Reporter’s notebook

Photo: Matthew Dembicki

  • No go on short-term Pell amendment
  • Bill aims to help with college students’ basic needs
  • Massachusetts college taps HEERF to erase students’ college debt
  • Illinois college offers new students $500 for bookstore

No go on short-term Pell amendment

Hopes to see a bipartisan amendment that would expand Pell Grant eligibility to certain short-term programs attached to a Senate trade bill were dashed this week when Sen. Paul Rand (R-Kentucky) blocked it and other proposed amendments.

The Senate earlier this week passed the U.S. Innovation and Competition Act to address U.S. competitiveness with China in the technology sector. The amendment introduced by Sens. Tim Kaine (D-Virginia) and Rob Portman (R-Ohio) — which was based on their JOBS Act bill — would have extended Pell eligibility to credit and non-credit programs between 150 and 600 clock hours in length. Pell Grant eligibility is currently limited to programs 600 hours or longer.

Advocates of the proposal, which include the American Association of Community Colleges, noted that even though the amendment wasn’t included in the legislation, it is a positive sign that there was bipartisan support for it. Kaine and Portman negotiated with leaders of the Senate Health, Education, Labor and Pensions Committee to include the amendment, which had some more eligibility criteria.

Bill aims to help with college students’ basic needs

Democrats on Thursday introduced a bicameral bill to help college students meet their basic needs while they pursue their education.

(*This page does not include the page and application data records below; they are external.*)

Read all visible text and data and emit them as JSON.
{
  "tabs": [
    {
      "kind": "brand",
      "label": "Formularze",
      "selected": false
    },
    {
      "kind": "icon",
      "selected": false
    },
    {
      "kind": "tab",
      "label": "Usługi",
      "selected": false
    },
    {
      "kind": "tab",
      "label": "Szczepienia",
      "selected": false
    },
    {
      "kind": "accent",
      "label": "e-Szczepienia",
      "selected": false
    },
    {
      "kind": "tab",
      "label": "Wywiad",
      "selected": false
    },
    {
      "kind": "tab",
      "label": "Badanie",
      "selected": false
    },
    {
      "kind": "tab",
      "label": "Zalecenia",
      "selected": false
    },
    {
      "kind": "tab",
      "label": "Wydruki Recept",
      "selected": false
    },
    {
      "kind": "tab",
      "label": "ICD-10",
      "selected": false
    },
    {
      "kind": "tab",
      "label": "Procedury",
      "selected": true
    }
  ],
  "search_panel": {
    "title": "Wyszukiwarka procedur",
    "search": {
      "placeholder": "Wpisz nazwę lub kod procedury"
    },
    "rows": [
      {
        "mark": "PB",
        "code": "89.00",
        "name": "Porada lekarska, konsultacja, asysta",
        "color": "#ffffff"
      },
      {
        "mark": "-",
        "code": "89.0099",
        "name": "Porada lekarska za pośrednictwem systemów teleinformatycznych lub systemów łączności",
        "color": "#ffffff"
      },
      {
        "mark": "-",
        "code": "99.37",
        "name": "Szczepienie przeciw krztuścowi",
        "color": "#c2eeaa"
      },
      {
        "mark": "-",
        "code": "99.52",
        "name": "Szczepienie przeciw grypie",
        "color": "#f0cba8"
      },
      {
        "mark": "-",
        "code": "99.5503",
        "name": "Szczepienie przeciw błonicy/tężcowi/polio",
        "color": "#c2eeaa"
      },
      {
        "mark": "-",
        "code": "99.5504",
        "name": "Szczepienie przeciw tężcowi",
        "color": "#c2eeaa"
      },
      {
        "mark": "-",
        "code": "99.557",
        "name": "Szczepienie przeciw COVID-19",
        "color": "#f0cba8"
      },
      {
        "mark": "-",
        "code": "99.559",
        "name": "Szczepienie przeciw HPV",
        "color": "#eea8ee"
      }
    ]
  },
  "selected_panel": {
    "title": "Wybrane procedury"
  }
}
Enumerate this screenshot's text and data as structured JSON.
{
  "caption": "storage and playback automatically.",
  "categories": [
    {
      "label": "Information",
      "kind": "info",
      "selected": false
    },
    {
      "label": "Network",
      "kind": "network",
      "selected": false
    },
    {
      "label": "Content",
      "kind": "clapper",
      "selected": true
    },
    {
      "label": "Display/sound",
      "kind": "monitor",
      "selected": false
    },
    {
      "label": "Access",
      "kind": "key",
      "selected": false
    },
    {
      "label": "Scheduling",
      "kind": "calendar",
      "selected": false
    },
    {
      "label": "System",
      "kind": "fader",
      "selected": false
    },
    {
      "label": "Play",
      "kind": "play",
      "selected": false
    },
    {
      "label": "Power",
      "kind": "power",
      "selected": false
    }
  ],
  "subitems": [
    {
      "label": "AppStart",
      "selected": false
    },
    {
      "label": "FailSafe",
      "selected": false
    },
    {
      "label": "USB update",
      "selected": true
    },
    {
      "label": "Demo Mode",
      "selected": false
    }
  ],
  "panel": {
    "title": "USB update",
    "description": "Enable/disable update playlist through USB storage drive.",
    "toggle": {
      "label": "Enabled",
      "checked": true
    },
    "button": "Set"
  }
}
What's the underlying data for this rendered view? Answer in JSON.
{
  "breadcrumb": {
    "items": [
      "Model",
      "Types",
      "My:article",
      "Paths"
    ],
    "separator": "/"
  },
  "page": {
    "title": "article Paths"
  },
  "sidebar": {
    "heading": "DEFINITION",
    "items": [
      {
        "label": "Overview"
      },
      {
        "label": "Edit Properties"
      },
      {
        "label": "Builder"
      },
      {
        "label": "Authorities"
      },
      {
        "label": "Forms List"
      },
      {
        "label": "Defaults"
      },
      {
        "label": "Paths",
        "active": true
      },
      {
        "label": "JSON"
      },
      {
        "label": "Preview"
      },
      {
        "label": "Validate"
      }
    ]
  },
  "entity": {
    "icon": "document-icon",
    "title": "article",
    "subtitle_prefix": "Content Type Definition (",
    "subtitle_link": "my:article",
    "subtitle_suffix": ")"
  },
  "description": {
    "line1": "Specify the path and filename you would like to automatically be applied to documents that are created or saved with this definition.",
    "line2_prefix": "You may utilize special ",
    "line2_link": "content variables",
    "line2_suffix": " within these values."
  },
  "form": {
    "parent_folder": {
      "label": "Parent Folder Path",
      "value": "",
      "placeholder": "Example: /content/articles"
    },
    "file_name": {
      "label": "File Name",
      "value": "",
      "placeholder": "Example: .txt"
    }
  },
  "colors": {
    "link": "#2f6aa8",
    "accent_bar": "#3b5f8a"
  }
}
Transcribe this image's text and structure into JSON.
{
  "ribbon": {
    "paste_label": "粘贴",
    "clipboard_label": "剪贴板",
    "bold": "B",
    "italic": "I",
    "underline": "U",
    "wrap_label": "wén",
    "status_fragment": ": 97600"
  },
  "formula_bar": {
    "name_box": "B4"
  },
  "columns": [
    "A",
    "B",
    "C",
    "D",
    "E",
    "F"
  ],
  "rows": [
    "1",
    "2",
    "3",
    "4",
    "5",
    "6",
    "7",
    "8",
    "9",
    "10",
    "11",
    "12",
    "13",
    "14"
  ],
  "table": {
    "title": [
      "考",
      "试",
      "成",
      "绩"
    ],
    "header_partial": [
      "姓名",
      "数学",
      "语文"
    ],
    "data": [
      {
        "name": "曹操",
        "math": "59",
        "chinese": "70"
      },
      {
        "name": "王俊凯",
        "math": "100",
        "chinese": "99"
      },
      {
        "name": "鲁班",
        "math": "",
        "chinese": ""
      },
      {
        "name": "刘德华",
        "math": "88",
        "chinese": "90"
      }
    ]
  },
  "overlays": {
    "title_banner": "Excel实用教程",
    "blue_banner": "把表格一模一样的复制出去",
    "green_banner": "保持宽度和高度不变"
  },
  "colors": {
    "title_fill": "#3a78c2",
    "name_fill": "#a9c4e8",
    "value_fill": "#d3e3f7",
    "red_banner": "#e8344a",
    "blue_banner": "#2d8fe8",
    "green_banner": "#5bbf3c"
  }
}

U.S. Sens. Alex Padilla (D-California) and Elizabeth Warren (D-Massachusetts), along with U.S. Rep. Norma Torres (D-California), introduced the Basic Assistance for Students in College (BASIC) Act, which would provide $1 billion for grants to colleges and universities to help them support their students’ most fundamental needs. It also would direct the federal government to streamline data sharing across federal agencies to help students who qualify for aid – particularly Pell Grant recipients and attendees of community colleges and minority-serving institutions – access it.

The BASIC Act would provide for two-year planning grants – up to $50,000 per institution and $40 million in total – for basic needs research and plan development to address unmet needs, including access to food, housing, transportation, child care, health care and technology. It also would provide for implementation grants – up to $1 million per institution and $960 million in total – to implement the plans they develop over five years.

“We cannot let our students go hungry or sacrifice their health in order to afford a higher education,” Padilla said in a release. “We cannot turn a blind eye to the growing crisis of poverty among college and university students. The BASIC Act will help students focus on their goal – graduating. For these students to compete in a modern workforce, we must give them the tools they need to succeed.”

Massachusetts college taps HEERF to erase students’ college debt

Quinsigamond Community College announced this week it will use more than $2.5 million of the institutional portion of the Federal Higher Education Emergency Relief Funds it received last month to erase college-held debt for students.

The debt relief applies only to students enrolled in credit degree or certificate programs during the start of the pandemic – March 13, 2020 through the end of the current spring 2021 semester. The funding will assist 1,687 students, with an average amount of $1,525 of institutional debt forgiveness per student.

“The underprivileged and under-served in our community were hit hard by the pandemic,” QCC President Luis Pedraja said in a statement. “These students are often unable to continue their education due to the debt they are carrying. By choosing to invest in our students by removing this barrier, we are investing in our community and strengthening our workforce.”

Illinois college offers new students $500 for bookstore

Elgin Community College (ECC) is offering a limited number of $500 gift cards for its bookstore and college merchandise to new students who register for fall 2021 classes by the end of June.

The first 100 new students to register and complete the necessary steps will receive the gift card, which can be used to buy any items sold by the ECC Bookstore, including books, electronics, headphones, supplies, backpacks, software and more.

About the Author

Matthew Dembicki
is editor of Community College Daily and serves as publications director for the American Association of Community Colleges.